"You have plenty of people looking for cheap housing in the form of granny flats that can be dropped on site," he says. "At the other end of the market, you have modular homes available worth $400–500K, which really does defeat the purpose. You may as well buy a house."
He aims to satisfy the middle ground, by providing affordable, energy efficient and well-appointed modular homes that can be dropped on site even in remote-access areas.
"The beauty of them is they are designed so they can be put on a train or a semi without needing a wide load permit," Matt says. "It makes them easy to transport and helps keep costs down."
The Dover home, and the supporting platform on which it has been constructed, has been built by Tasmanian builder Dave Kearney of Kearney Builders. Containered plans on using Kearney Builders as the business expands to meet nationwide demand for the new dwellings.

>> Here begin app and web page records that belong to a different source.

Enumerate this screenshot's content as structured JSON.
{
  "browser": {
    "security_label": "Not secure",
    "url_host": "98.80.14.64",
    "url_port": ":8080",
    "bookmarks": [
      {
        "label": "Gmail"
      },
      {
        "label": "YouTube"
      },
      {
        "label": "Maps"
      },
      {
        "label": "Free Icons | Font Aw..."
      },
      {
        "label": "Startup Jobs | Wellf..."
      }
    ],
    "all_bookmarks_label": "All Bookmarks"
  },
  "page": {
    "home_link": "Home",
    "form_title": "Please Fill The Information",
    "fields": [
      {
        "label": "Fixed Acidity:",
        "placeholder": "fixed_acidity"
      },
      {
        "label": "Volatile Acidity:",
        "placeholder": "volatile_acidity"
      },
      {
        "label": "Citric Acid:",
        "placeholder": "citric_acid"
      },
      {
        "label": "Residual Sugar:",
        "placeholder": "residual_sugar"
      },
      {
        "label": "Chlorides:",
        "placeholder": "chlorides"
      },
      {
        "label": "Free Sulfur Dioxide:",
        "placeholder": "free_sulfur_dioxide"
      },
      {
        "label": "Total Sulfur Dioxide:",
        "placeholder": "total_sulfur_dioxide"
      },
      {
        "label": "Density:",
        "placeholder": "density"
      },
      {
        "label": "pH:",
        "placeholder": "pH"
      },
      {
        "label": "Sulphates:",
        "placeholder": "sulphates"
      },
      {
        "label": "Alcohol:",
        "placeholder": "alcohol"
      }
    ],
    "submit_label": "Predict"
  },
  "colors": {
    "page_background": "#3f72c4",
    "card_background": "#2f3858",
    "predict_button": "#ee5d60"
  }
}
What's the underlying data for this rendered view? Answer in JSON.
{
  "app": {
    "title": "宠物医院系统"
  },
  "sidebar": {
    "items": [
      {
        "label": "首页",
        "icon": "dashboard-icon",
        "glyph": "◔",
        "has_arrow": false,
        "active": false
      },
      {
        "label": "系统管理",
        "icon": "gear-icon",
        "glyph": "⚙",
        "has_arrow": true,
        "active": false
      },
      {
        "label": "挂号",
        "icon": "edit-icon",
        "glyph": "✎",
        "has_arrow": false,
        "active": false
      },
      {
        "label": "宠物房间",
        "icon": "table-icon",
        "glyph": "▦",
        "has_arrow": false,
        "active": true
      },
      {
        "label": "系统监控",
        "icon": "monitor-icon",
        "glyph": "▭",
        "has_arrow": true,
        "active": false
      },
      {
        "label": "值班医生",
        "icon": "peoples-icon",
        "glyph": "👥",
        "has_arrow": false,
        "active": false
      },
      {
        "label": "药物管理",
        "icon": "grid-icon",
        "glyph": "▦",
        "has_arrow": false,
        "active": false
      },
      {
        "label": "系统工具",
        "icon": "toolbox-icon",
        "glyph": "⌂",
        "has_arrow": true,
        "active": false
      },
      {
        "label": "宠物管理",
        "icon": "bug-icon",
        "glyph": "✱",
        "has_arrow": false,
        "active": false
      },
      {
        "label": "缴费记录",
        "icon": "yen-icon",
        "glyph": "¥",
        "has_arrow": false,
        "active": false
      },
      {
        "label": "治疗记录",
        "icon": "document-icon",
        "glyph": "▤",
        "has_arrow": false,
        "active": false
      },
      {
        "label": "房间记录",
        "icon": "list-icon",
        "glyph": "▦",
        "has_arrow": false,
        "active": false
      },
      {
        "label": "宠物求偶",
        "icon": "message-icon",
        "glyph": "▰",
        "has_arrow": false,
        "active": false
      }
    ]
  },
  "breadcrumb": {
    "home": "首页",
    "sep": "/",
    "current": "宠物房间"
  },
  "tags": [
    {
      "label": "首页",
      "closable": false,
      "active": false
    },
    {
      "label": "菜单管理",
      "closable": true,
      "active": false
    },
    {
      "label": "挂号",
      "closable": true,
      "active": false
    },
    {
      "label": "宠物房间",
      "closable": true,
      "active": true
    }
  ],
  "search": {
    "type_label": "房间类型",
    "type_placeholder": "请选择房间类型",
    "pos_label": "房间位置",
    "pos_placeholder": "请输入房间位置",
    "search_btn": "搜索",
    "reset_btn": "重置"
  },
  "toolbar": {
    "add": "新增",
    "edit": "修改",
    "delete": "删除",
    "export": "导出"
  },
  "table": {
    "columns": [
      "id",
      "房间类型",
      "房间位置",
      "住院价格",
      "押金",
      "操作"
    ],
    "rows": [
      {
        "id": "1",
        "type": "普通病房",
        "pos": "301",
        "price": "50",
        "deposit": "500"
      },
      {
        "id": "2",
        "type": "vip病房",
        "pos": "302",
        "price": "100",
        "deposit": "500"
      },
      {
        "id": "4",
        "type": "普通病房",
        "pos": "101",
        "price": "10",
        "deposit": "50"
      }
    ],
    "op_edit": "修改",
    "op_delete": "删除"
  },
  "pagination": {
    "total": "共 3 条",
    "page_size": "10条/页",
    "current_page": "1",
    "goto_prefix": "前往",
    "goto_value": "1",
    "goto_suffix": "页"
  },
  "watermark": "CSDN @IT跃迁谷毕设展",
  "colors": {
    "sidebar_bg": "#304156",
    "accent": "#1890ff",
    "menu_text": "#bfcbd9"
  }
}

"Dave Kearney does a great job with these modular homes," Matt says. "The plan is to expand our operation utilising Kearney Builders to fulfil orders and have the shipping container homes freighted around the country."
Steel the solution
Three local business used structural steel to create the new home – all of them customers of Liberty Metalcentre Tasmania.
Liberty Metalcentre's Stephen Harvey explains that Metalcentre processed and supplied 100 x 100 x 5.0mm x 8m DuraGal® RHS (rectangular hollow sections) to Kearney Builders for construction of the house's supporting platform.
"Holes were dug where the columns were to go and then Dave used fabricated gal-dipped casting plates from Liberty Metalcentre during the concrete pour," Stephen explains.
"Surveyors then came in and took measurements for the column heights so we could cut the RHS to size. The RHS was then sent to fabricator Dover Mobile Engineering so they could weld the posts in place on site. The posts were then welded to 50 x 50mm RHS stiffening braces."
A 15m channel was then delivered to site and installed, after which more 100 x 100 x 5.0mm x 8m DuraGal® RHS was used to construct the frame for the containers to sit on top of.
Duane Cowen from Dover Mobile explains that the 5.5m drop and the uneven ground at the site presented challenges during construction. A telehandler was needed to erect and weld the steelwork and a knuckleboom crane was used to manoeuvre the containers into position for welding to the completed frame.
The shipping containers used in the Dover build were sourced from Melbourne before they were transported to Brighton, Tasmania, for structural modification by container specialist Tassie Containers.
Tassie Containers owner Wayne Silver says his company offers sales and hire of new and used containers, but that container modifications make up a significant part of his business.
"We source various types of RHS and angle from Liberty Metalcentre that we use for doors, windows and any large cut-outs that we have to reinforce," Wayne explains. "The RHS frame gets welded into the container first and then any door or window is then fitted into that RHS."
After the containers were cut and reinforced, they were delivered to Dave Kearney for a full interior fit-out before transportation to the site at Dover.
The result, says Liberty Metalcentre's Stephen Harvey, is an interesting and unusual project made possible by a reliable and efficient supply of steel and plenty of local know-how.